Partial opening, lost calibration failures are clearly the most difficult to diagnose because coolant circulation, while still present, is measurably reduced. To illustrate, a radiator in good condition with an inlet temperature of 200° F will typically show about 130-140° F coolant temperature coming out of the radiator. Generally speaking, partially opened thermostats increase inlet temperatures and decrease outlet temperatures. Of course, it’s important to note that a faulty water pump impellor, clogged radiator or any other impediment to coolant circulation will cause the same temperature readings.
If the cooling fan temperature sensor is located in the radiator, a partially opened thermostat may cause the temperature sensor to not activate the fan relay due to reduced coolant flow past the sensor. Moreover, if the vehicle overheats on hot days or during long climbs in mountainous areas, a partially opened thermostat may be to blame.
WHEN TO SELL THERMOSTATS

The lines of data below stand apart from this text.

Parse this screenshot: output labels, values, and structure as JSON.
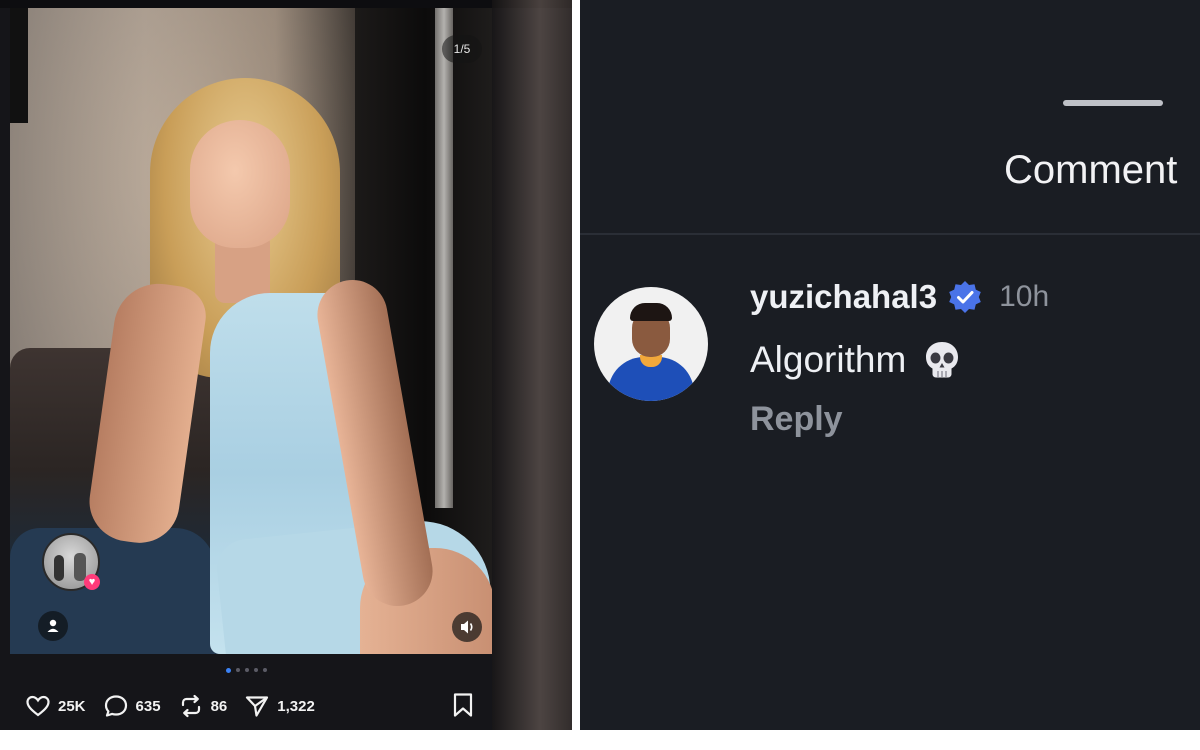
{
  "post": {
    "image_counter": "1/5",
    "carousel": {
      "total": 5,
      "active_index": 0
    },
    "actions": {
      "likes": "25K",
      "comments": "635",
      "reposts": "86",
      "shares": "1,322"
    },
    "icons": {
      "like": "heart-outline-icon",
      "comment": "speech-bubble-icon",
      "repost": "repost-arrows-icon",
      "share": "paper-plane-icon",
      "bookmark": "bookmark-icon",
      "sound": "speaker-icon",
      "user": "person-icon"
    },
    "accent_color": "#3b82f6",
    "heart_badge_color": "#ff3b7a"
  },
  "comments_sheet": {
    "title": "Comment",
    "comment": {
      "username": "yuzichahal3",
      "verified": true,
      "time": "10h",
      "text": "Algorithm",
      "emoji": "skull-icon",
      "reply_label": "Reply"
    },
    "verified_color": "#3b82f6"
  }
}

Although thermostats are very reliable components, they do tend to lose calibration over a period of time and, in rare cases, suffer mechanical breakage. Consequently, a thermostat replacement is always in order whenever a major engine or cooling system repair is made. Moreover, remember that it’s often cheaper to replace a suspect thermostat than it is to spend precious diagnostic time trying to pinpoint a failure. In most cases, a quality replacement costs less than $10, which is a truly a cost-effective investment for repair shop and customer alike.